To be honest, being in my late 20s and a firm believer of KISS (keep it simple, stupid) philosophy, I hadn't given such fancy products much thought (I do have enough term life insurance coverage).
That's until this week. During the weekend, I spent some time reading some literature about some VUL products. While I certainly understand my weekend cram session cannot exhause all aspects of these complex products, I do feel comfortable to share some initial observations in the next few posts. I will start this series my give a top-level overview of VUL as an insurance category, then analyze its pros and cons by studying a specific VUL product.
So, what is Variable Universal Life (VUL) insurance?
It is actually hard to describe VUL in a sentence or two; it is a hybrid of many different features of other life insurance products. Its key features include:
1. Death Benefit: There is a payout upon death (the L or "Life" in VUL)
2. Cash Value: A VUL policy has a cash value that over time, enjoys tax-deferred growth or tax-free growth (dependings on how the policy is cashed out). (the U or "Universal" in VUL)
3. Investment Flexibility: Policy owner can decide how premiums get invested among a number of funds. This means death benefit and cash value can change over time based on policy owner's decisions, and policy owner takes all the risks of performance. (the V or "Variable" in VUL)
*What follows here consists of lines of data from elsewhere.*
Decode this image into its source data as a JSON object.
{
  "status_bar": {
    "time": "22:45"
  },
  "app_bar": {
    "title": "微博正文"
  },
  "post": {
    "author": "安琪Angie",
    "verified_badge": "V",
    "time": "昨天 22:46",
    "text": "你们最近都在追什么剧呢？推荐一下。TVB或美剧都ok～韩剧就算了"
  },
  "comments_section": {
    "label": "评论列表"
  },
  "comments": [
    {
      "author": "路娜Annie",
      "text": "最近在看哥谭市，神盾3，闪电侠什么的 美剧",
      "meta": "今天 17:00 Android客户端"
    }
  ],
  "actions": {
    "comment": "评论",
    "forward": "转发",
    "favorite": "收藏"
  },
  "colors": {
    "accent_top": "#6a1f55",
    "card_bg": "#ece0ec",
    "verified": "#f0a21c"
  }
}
4. Loan Against Death Benefit/Cash Value: Policy owner can borrow against the cash value or death benefits of the policy, usually without tax consequences.
So, you have many dream features, like tax-advantaged growth, self-directed investments and liquidity (i.e. policy loans). Does this make VUL a perfect product? Let's look into a specific VUL product in the next few posts in this series.